Contacted by RI, Allianz spokesman Nick Tewes said that while Allianz’s investment divisions in Europe were not invested in cluster bomb makers, it was likely that they had small shareholdings in Asia or the US.“The reason is that they invest in the main equity indices from those regions and by default have exposure to some of these firms,” Tewes said. “We try to keep the exposure small, but their inclusion in the indices is a fact.” Deutsche Bank, meanwhile, declined to comment – though a ban on cluster bombs is in effect for the European business of its investment unit Deutsche Asset and Wealth Management (DeAWM).
IKV Pax Christi acknowledged the index problem in the study. But it also insisted that asset managers investing in Asian or US indices could exclude cluster bomb makers if they really wanted to. “Although it may well be difficult and cost more time and money, we think that if it is possible, it should be done,” the NGO said, adding: “We invite financial institutions that see no possibility of meeting this criterion to demonstrate why they are unable to do so.”
Owing to the index issue, the study showed that leading passive investors like BlackRock and State Street were among the institutions that had the biggest equity exposure to cluster bomb makers. Both managers held shares in all the companies except CAST and Norinco. Goldman Sachs, meanwhile, had shares in Alliant, Poongsan and Textron as well as providing the latter with a loan and bond underwriting.

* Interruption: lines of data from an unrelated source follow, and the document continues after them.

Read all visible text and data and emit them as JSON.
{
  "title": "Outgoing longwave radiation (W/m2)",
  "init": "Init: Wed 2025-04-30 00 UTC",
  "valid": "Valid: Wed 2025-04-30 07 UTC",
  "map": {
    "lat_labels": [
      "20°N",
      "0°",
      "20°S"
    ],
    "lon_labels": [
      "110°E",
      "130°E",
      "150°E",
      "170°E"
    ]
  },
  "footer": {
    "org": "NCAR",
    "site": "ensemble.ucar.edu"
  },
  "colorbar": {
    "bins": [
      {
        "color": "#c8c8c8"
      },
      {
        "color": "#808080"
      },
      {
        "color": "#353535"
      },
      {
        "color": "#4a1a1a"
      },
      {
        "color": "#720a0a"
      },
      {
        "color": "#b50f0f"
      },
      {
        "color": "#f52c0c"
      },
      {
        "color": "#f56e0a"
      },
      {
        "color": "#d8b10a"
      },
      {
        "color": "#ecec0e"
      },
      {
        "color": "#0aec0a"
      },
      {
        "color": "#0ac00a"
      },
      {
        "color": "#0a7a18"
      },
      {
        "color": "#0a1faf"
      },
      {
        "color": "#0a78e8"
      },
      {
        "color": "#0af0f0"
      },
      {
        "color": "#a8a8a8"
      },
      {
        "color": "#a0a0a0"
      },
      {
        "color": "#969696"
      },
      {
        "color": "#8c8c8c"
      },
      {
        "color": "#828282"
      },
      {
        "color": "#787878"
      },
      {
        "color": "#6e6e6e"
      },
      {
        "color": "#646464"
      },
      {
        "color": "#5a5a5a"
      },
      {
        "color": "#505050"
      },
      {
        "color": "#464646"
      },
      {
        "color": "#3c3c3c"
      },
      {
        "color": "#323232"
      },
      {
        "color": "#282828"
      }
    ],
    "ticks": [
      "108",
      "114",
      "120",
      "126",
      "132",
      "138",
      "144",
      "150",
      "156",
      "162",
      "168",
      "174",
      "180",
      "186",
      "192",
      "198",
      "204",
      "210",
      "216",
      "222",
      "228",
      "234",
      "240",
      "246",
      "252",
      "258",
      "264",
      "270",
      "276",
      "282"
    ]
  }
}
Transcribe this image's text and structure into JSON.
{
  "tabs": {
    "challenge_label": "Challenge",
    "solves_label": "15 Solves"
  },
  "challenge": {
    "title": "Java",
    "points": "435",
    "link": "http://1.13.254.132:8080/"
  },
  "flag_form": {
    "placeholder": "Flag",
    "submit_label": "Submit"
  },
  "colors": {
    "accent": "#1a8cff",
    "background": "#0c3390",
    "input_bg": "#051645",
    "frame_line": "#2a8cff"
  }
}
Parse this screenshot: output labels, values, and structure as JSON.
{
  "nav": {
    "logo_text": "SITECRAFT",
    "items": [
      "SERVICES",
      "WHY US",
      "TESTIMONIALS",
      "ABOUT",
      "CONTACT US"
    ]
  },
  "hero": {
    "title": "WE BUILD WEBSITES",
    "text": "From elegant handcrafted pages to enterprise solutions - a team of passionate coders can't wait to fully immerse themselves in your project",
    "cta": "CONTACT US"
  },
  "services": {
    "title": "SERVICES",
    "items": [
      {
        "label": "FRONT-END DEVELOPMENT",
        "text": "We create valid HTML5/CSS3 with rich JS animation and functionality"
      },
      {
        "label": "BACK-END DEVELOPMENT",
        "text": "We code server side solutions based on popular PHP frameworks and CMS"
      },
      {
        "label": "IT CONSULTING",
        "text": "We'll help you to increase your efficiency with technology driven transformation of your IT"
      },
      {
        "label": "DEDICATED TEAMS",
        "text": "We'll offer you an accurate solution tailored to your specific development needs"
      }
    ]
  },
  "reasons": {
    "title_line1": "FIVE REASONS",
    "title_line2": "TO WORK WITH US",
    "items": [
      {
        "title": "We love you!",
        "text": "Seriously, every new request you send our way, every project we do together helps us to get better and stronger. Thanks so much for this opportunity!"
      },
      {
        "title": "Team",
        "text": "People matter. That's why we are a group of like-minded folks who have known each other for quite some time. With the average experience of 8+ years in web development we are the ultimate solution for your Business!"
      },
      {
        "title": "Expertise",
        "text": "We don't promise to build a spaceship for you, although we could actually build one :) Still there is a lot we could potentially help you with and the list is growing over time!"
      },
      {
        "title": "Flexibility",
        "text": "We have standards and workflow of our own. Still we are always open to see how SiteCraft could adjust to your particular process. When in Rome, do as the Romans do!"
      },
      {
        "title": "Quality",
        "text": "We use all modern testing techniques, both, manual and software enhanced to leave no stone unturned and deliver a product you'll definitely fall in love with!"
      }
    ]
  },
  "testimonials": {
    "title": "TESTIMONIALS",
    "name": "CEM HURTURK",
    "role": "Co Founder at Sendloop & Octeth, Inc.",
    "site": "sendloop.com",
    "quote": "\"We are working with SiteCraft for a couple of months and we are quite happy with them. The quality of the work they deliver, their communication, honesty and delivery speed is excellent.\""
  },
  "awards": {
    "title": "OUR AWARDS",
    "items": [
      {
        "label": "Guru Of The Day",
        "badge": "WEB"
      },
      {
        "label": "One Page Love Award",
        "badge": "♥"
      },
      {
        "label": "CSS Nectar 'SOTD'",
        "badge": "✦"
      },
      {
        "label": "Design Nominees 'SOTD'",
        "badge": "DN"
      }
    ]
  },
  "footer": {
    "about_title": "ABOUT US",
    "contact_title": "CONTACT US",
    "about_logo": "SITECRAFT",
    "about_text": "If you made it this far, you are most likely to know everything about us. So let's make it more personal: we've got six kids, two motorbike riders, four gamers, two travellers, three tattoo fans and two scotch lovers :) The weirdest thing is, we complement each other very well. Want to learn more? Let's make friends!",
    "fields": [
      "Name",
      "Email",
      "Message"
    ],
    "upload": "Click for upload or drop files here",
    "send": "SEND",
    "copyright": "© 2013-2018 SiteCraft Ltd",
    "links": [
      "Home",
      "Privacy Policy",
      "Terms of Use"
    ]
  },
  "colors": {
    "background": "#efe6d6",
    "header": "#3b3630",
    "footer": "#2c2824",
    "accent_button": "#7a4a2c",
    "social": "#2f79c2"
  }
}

On the positive side, IKV Pax Christi noted that since its last study in June 2012, five new financial institutions had entered its “Hall of Fame” by abandoning all business with cluster bomb makers. They are all from the Netherlands, including the insurers A.S.R. and Menzis; asset management giant APG; and pension funds PFZW and SPW. “The examples show that a financial institution can establish a policy to ban every kind of investment in producers of cluster munitions,” said IKV Pax Christi.